Hugs can actually ward off stress and protect the immune system, according to new research from Carnegie Mellon University. It’s a well-known fact that stress can weaken the immune system. In this study, the researchers sought to determine whether hugs — like social support more broadly — could protect individuals from the increased susceptibility to illness brought on by the particular stress that comes with interpersonal conflict. “We know that people experiencing ongoing conflicts with others are less able to fight off cold viruses. We also know that people who report having social support are partly protected from the effects of stress on psychological states, such as depression and anxiety,” the study’s lead author, psychologist Dr Sheldon Cohen, said in a statement. “We tested whether perceptions of social support are equally effective in protecting us from stress-induced susceptibility to infection and also whether receiving hugs might partially account for those feelings of support and themselves protect a person against infection.” In the experiment, over 400 healthy adults who filled out a questionnaire about their perceived social support and also participated in a nightly phone interview for two weeks. They were asked about the frequency that they engaged in interpersonal conflict and received hugs that day. Then, the researchers exposed the participants to a common cold virus, and monitored them to assess signs of infection. They found that both perceived social support and more frequent hugs reduced the risk of infection associated with experiencing interpersonal conflict. Regardless of whether or not they experienced social conflicts, infected participants with greater perceived social support and more frequent hugs had less severe illness symptoms. “This suggests that being hugged by a trusted person may act as an effective means of conveying support and that increasing the frequency of hugs might be an effective means of reducing the deleterious effects of stress,” Cohen said. “The apparent protective effect of hugs may be attributable to the physical contact itself or to hugging being a behavioural indicator of support and intimacy … Either way, those who receive more hugs are somewhat more protected from infection.” If you needed any more reason to go wrap your arms around someone special, consider this: Hugs also lower blood pressure, alleviate fears around death and dying, improve heart health and decrease feelings of loneliness.

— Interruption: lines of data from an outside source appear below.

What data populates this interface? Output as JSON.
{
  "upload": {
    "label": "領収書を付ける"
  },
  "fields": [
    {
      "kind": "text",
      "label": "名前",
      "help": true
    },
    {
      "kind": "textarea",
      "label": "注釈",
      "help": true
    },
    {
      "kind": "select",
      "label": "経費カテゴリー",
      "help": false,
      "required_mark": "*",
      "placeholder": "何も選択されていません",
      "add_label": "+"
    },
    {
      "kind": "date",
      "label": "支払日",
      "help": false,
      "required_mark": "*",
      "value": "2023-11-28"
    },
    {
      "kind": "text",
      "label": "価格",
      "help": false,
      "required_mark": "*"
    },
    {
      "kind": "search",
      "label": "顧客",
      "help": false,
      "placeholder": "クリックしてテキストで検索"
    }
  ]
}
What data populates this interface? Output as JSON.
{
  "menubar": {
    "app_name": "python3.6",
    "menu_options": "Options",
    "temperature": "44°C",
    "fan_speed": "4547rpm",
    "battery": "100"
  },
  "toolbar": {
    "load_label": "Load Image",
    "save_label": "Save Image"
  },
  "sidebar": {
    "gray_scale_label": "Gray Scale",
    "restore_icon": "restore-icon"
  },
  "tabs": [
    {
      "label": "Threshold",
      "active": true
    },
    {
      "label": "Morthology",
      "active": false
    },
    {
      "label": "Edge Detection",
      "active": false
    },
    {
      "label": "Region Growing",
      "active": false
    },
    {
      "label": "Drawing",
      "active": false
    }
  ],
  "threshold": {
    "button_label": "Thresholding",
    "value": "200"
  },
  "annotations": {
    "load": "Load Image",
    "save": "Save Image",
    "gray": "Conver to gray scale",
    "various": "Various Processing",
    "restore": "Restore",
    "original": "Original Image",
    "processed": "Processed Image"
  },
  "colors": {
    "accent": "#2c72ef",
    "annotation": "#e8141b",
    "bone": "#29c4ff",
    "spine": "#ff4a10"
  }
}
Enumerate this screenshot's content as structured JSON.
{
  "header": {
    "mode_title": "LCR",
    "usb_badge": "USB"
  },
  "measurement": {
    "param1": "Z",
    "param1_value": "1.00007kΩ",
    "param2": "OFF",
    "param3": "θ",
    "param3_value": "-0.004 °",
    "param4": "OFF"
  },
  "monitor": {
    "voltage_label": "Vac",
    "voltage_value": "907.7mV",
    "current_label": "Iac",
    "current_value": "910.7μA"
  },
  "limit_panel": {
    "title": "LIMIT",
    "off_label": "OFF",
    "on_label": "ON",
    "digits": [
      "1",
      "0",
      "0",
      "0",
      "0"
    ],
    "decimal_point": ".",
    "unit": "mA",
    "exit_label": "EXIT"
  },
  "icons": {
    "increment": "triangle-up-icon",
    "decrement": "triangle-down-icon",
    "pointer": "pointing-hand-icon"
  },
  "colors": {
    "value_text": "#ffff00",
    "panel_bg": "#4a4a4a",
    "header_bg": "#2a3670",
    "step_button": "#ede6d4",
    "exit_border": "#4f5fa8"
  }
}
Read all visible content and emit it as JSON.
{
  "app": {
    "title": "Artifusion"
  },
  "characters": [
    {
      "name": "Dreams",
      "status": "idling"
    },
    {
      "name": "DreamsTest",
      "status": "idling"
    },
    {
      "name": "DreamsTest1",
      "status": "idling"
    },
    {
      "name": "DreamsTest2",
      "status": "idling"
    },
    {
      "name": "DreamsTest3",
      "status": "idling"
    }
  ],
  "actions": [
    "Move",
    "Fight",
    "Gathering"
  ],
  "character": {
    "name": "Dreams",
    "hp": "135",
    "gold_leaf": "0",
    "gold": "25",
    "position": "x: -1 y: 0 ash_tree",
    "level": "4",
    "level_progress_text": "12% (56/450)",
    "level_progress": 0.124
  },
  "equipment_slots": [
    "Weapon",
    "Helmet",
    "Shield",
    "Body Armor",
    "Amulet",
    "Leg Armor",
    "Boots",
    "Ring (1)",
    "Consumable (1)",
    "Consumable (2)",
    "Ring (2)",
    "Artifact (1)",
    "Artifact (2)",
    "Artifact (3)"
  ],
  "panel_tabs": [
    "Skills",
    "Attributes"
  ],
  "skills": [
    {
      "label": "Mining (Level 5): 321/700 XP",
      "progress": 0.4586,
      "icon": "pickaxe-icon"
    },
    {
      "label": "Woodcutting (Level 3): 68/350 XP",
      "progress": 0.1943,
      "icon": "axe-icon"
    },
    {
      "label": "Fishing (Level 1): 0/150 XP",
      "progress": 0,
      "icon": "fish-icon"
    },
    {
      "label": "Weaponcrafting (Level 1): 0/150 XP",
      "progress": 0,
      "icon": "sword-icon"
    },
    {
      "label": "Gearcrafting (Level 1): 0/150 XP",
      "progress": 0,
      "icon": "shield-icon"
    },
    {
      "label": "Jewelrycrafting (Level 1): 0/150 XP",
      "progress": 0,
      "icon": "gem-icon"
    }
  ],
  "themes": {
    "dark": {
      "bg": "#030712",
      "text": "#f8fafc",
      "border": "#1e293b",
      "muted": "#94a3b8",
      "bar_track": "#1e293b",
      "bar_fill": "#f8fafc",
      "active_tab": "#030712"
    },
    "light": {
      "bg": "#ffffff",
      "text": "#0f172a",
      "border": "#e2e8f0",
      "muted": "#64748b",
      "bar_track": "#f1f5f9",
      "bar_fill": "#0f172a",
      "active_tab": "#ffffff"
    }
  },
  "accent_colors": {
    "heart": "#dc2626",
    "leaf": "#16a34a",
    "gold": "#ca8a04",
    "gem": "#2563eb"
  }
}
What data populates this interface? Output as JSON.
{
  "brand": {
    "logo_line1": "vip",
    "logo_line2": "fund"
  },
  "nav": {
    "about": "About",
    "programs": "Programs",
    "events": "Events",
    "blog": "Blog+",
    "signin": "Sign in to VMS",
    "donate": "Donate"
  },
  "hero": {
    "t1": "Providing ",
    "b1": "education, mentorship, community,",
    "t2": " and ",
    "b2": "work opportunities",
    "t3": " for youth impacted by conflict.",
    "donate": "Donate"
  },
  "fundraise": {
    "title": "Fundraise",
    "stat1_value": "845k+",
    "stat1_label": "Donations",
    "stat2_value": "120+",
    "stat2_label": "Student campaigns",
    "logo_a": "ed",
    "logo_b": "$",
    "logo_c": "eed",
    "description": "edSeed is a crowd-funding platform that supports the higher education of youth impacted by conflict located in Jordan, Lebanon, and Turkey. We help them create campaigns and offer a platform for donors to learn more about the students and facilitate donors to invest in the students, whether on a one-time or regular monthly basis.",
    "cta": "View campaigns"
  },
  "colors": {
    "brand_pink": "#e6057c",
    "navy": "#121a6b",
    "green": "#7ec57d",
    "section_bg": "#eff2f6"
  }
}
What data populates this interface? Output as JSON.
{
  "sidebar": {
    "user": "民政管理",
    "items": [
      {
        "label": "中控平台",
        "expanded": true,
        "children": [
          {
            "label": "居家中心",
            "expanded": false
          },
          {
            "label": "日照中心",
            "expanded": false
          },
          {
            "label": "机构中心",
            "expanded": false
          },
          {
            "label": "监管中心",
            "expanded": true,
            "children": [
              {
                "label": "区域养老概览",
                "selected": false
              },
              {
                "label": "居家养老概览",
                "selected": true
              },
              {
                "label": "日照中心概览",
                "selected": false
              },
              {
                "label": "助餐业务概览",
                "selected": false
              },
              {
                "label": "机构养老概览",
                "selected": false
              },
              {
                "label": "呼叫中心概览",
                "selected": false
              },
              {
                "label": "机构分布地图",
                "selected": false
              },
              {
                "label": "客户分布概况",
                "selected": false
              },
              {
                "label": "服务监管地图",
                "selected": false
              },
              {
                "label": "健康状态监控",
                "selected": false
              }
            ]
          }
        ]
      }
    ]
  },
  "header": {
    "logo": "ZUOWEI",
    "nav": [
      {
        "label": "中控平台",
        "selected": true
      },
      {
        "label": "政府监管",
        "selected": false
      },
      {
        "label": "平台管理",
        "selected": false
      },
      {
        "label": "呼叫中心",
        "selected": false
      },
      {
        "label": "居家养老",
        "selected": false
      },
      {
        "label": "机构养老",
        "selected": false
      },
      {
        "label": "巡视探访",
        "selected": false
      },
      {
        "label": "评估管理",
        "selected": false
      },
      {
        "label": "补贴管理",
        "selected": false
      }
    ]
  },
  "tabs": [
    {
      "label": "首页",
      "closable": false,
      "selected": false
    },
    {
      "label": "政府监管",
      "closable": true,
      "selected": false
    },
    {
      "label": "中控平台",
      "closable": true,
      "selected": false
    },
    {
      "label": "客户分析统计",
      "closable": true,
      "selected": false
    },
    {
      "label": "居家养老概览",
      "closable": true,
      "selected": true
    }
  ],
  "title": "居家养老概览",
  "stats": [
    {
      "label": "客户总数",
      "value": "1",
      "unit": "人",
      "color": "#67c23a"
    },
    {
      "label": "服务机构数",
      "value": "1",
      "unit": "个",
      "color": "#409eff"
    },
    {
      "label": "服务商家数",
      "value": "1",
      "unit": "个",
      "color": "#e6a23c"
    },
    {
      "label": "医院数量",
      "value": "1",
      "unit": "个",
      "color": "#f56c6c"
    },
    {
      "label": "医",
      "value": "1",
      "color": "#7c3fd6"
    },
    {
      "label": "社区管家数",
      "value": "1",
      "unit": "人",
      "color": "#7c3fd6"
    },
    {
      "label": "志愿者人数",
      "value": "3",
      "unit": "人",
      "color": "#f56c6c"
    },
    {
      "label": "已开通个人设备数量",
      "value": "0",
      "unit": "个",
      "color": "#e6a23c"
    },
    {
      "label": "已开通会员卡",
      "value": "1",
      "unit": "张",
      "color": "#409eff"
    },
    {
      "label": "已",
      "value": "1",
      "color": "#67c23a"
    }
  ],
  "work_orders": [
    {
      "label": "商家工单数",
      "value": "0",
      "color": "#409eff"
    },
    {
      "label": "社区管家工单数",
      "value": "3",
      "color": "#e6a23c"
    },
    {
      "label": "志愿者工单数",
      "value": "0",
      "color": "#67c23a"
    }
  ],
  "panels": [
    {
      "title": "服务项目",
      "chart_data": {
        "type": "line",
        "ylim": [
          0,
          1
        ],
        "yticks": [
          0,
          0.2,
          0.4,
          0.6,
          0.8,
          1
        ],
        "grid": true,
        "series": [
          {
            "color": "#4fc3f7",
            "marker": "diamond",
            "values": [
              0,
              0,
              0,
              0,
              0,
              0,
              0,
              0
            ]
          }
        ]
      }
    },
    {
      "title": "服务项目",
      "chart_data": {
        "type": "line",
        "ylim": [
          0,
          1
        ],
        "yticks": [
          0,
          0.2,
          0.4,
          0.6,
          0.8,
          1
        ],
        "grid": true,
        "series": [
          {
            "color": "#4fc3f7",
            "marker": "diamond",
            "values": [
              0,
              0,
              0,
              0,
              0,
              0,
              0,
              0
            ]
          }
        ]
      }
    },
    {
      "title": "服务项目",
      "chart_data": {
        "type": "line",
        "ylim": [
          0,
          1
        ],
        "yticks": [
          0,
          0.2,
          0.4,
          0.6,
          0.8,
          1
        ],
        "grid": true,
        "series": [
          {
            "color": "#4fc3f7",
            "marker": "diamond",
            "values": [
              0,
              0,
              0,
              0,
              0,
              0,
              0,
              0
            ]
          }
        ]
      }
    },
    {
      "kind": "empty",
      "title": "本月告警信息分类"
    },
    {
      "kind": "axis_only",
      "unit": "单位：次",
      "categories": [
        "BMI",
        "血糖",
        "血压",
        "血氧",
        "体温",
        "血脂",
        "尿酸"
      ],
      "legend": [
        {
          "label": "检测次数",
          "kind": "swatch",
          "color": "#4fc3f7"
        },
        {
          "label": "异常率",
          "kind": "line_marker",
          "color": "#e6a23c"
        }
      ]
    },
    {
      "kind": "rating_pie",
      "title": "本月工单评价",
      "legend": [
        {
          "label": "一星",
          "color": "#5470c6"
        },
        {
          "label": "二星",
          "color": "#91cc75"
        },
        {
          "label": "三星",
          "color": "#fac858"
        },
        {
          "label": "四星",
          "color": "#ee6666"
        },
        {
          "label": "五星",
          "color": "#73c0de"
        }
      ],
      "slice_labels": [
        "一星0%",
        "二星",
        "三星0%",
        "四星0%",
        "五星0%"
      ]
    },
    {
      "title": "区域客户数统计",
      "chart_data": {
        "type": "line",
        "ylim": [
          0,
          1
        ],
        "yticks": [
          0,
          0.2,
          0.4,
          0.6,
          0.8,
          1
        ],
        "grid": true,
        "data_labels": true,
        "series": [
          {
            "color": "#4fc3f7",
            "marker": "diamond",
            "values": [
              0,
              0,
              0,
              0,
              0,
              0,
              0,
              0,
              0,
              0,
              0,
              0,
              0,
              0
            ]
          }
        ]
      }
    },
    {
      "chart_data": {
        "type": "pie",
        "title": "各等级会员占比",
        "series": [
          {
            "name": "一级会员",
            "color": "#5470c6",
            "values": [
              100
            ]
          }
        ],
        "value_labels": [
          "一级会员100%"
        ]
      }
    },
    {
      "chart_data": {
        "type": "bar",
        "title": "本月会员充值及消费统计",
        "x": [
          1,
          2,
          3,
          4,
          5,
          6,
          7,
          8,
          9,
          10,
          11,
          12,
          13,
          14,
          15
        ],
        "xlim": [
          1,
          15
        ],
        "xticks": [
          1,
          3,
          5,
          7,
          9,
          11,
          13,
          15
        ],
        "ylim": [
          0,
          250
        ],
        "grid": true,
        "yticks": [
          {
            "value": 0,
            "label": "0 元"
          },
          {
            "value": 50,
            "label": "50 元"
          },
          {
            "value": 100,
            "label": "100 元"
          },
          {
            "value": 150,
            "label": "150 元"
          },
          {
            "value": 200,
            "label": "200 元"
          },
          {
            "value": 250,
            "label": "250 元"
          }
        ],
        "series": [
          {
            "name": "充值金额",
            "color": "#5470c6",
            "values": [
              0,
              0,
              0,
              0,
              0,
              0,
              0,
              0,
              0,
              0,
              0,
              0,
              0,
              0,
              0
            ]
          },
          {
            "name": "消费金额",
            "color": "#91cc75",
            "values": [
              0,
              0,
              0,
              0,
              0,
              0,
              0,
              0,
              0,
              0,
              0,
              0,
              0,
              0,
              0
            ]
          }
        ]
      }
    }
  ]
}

WE know that hugs make us feel warm and fuzzy inside. And this feeling, it turns out, could actually ward off stress and protect the immune system, according to new research from Carnegie Mellon University. It’s a well-known fact that stress can weaken the immune system. In this study, the researchers sought to determine whether hugs — like social support more broadly — could protect individuals from the increased susceptibility to illness brought on by the particular stress that comes with interpersonal conflict. “We know that people experiencing ongoing conflicts with others are less able to fight off cold viruses. We also know that people who report having social support are partly protected from the effects of stress on psychological states, such as depression and anxiety,” the study’s lead author, psychologist Dr Sheldon Cohen, said in a statement. “We tested whether perceptions of social support are equally effective in protecting…
View original post 249 more words